ABOUT THIS TASK →
Return the listing that follows, word for word.

========================================================================

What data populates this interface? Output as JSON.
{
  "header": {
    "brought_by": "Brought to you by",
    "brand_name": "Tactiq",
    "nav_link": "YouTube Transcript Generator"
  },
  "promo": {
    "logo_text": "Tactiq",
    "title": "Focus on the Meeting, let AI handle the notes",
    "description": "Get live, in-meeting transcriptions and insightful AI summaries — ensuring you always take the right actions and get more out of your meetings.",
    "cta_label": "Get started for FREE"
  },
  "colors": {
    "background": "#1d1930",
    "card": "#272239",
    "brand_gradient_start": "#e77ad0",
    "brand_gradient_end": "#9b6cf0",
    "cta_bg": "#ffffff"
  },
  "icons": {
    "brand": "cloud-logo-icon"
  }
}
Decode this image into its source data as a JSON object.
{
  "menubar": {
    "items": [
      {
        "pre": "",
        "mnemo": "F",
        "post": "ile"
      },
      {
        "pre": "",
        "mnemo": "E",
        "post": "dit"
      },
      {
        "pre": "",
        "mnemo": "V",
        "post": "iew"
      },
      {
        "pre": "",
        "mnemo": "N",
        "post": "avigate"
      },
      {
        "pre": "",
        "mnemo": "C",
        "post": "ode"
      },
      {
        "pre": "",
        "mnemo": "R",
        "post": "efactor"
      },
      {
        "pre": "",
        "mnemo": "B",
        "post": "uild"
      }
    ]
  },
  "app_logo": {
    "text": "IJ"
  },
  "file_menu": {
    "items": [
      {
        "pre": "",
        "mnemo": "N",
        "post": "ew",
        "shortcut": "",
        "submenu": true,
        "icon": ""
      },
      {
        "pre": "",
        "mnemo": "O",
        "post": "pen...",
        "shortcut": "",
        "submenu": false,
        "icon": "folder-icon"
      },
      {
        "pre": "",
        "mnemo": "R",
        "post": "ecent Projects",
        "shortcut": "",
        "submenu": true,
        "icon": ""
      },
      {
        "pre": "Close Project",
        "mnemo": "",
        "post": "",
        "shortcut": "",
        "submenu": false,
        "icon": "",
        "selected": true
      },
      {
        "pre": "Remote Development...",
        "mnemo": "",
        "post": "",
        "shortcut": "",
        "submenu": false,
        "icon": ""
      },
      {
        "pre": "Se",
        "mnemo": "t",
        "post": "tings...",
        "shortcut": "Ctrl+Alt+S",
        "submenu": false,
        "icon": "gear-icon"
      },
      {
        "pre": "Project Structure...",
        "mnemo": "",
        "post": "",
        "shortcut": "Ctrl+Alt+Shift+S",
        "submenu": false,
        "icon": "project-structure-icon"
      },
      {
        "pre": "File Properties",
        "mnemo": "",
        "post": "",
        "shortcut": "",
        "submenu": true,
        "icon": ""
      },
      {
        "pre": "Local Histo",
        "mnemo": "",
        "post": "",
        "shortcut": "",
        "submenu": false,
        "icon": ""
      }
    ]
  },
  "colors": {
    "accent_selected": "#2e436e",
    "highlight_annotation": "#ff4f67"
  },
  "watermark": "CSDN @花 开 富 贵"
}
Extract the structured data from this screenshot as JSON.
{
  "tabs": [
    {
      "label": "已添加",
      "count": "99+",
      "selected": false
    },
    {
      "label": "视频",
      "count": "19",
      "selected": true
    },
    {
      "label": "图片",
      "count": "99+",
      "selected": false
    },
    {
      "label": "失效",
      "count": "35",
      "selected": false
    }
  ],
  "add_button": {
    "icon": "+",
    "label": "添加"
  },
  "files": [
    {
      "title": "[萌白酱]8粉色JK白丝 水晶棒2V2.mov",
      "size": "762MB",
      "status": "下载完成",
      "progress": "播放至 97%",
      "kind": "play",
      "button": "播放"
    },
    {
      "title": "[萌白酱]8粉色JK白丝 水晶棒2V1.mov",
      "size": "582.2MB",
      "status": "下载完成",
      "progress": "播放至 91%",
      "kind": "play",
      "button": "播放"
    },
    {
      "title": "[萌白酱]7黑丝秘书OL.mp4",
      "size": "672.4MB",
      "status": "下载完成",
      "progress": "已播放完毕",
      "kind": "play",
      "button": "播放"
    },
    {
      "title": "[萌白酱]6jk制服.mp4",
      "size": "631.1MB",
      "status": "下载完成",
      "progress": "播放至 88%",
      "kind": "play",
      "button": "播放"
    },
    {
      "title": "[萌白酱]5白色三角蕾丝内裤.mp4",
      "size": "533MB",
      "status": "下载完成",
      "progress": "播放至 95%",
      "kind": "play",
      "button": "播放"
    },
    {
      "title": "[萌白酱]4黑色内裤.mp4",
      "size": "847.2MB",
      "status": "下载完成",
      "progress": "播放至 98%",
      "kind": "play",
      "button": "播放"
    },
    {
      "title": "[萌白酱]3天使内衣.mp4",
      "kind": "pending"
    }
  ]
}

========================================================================

RESULT FOR THIS TASK →
What data populates this interface? Output as JSON.
{
  "header": {
    "brought_by": "Brought to you by",
    "brand_name": "Tactiq",
    "nav_link": "YouTube Transcript Generator"
  },
  "promo": {
    "logo_text": "Tactiq",
    "title": "Focus on the Meeting, let AI handle the notes",
    "description": "Get live, in-meeting transcriptions and insightful AI summaries — ensuring you always take the right actions and get more out of your meetings.",
    "cta_label": "Get started for FREE"
  },
  "colors": {
    "background": "#1d1930",
    "card": "#272239",
    "brand_gradient_start": "#e77ad0",
    "brand_gradient_end": "#9b6cf0",
    "cta_bg": "#ffffff"
  },
  "icons": {
    "brand": "cloud-logo-icon"
  }
}
Decode this image into its source data as a JSON object.
{
  "menubar": {
    "items": [
      {
        "pre": "",
        "mnemo": "F",
        "post": "ile"
      },
      {
        "pre": "",
        "mnemo": "E",
        "post": "dit"
      },
      {
        "pre": "",
        "mnemo": "V",
        "post": "iew"
      },
      {
        "pre": "",
        "mnemo": "N",
        "post": "avigate"
      },
      {
        "pre": "",
        "mnemo": "C",
        "post": "ode"
      },
      {
        "pre": "",
        "mnemo": "R",
        "post": "efactor"
      },
      {
        "pre": "",
        "mnemo": "B",
        "post": "uild"
      }
    ]
  },
  "app_logo": {
    "text": "IJ"
  },
  "file_menu": {
    "items": [
      {
        "pre": "",
        "mnemo": "N",
        "post": "ew",
        "shortcut": "",
        "submenu": true,
        "icon": ""
      },
      {
        "pre": "",
        "mnemo": "O",
        "post": "pen...",
        "shortcut": "",
        "submenu": false,
        "icon": "folder-icon"
      },
      {
        "pre": "",
        "mnemo": "R",
        "post": "ecent Projects",
        "shortcut": "",
        "submenu": true,
        "icon": ""
      },
      {
        "pre": "Close Project",
        "mnemo": "",
        "post": "",
        "shortcut": "",
        "submenu": false,
        "icon": "",
        "selected": true
      },
      {
        "pre": "Remote Development...",
        "mnemo": "",
        "post": "",
        "shortcut": "",
        "submenu": false,
        "icon": ""
      },
      {
        "pre": "Se",
        "mnemo": "t",
        "post": "tings...",
        "shortcut": "Ctrl+Alt+S",
        "submenu": false,
        "icon": "gear-icon"
      },
      {
        "pre": "Project Structure...",
        "mnemo": "",
        "post": "",
        "shortcut": "Ctrl+Alt+Shift+S",
        "submenu": false,
        "icon": "project-structure-icon"
      },
      {
        "pre": "File Properties",
        "mnemo": "",
        "post": "",
        "shortcut": "",
        "submenu": true,
        "icon": ""
      },
      {
        "pre": "Local Histo",
        "mnemo": "",
        "post": "",
        "shortcut": "",
        "submenu": false,
        "icon": ""
      }
    ]
  },
  "colors": {
    "accent_selected": "#2e436e",
    "highlight_annotation": "#ff4f67"
  },
  "watermark": "CSDN @花 开 富 贵"
}
Extract the structured data from this screenshot as JSON.
{
  "tabs": [
    {
      "label": "已添加",
      "count": "99+",
      "selected": false
    },
    {
      "label": "视频",
      "count": "19",
      "selected": true
    },
    {
      "label": "图片",
      "count": "99+",
      "selected": false
    },
    {
      "label": "失效",
      "count": "35",
      "selected": false
    }
  ],
  "add_button": {
    "icon": "+",
    "label": "添加"
  },
  "files": [
    {
      "title": "[萌白酱]8粉色JK白丝 水晶棒2V2.mov",
      "size": "762MB",
      "status": "下载完成",
      "progress": "播放至 97%",
      "kind": "play",
      "button": "播放"
    },
    {
      "title": "[萌白酱]8粉色JK白丝 水晶棒2V1.mov",
      "size": "582.2MB",
      "status": "下载完成",
      "progress": "播放至 91%",
      "kind": "play",
      "button": "播放"
    },
    {
      "title": "[萌白酱]7黑丝秘书OL.mp4",
      "size": "672.4MB",
      "status": "下载完成",
      "progress": "已播放完毕",
      "kind": "play",
      "button": "播放"
    },
    {
      "title": "[萌白酱]6jk制服.mp4",
      "size": "631.1MB",
      "status": "下载完成",
      "progress": "播放至 88%",
      "kind": "play",
      "button": "播放"
    },
    {
      "title": "[萌白酱]5白色三角蕾丝内裤.mp4",
      "size": "533MB",
      "status": "下载完成",
      "progress": "播放至 95%",
      "kind": "play",
      "button": "播放"
    },
    {
      "title": "[萌白酱]4黑色内裤.mp4",
      "size": "847.2MB",
      "status": "下载完成",
      "progress": "播放至 98%",
      "kind": "play",
      "button": "播放"
    },
    {
      "title": "[萌白酱]3天使内衣.mp4",
      "kind": "pending"
    }
  ]
}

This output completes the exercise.